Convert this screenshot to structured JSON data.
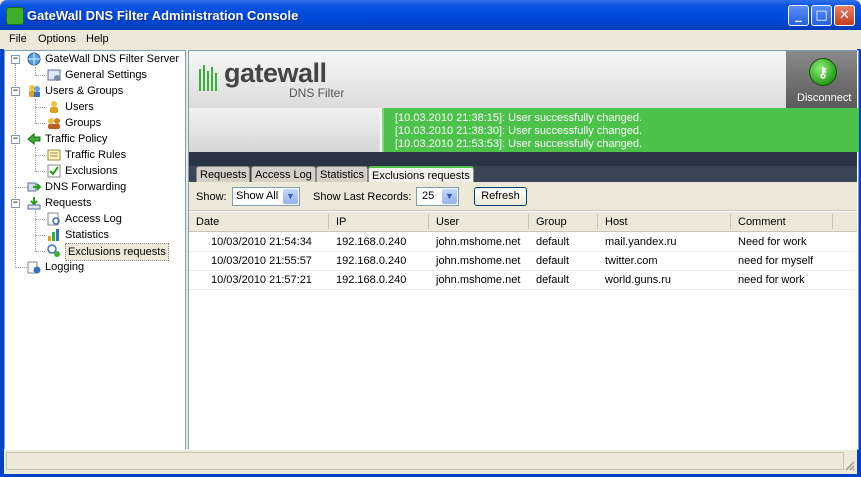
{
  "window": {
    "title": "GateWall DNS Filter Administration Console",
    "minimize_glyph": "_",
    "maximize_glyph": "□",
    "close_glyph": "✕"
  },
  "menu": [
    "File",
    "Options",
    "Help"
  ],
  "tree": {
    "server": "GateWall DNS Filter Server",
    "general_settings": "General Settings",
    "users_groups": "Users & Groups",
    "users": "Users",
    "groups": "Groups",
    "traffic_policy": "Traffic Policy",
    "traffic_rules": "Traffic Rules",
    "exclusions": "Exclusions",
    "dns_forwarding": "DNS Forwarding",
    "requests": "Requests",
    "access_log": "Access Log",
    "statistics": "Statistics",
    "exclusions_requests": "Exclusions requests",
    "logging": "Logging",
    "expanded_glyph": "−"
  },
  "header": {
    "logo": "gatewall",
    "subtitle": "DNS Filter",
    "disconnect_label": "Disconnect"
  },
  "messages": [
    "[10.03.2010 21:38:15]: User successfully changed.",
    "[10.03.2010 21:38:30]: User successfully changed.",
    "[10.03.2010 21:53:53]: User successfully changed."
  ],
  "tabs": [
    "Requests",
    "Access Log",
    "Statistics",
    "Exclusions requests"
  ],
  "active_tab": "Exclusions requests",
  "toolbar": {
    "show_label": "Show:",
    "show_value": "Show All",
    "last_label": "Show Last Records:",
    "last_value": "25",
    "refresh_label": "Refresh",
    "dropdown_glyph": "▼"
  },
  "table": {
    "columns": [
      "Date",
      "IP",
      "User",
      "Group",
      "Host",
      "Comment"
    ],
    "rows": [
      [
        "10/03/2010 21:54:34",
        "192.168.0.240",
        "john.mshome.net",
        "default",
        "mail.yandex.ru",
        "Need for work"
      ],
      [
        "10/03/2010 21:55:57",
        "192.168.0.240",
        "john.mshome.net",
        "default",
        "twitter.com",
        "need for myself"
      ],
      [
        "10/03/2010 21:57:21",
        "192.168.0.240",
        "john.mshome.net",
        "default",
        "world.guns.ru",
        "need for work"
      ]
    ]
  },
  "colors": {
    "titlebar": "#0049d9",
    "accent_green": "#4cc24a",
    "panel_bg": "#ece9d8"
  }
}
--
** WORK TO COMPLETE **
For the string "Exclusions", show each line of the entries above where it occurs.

** ANSWER FOR THE TASK **
    "exclusions": "Exclusions",
    "exclusions_requests": "Exclusions requests",
    "Exclusions requests"
  "active_tab": "Exclusions requests",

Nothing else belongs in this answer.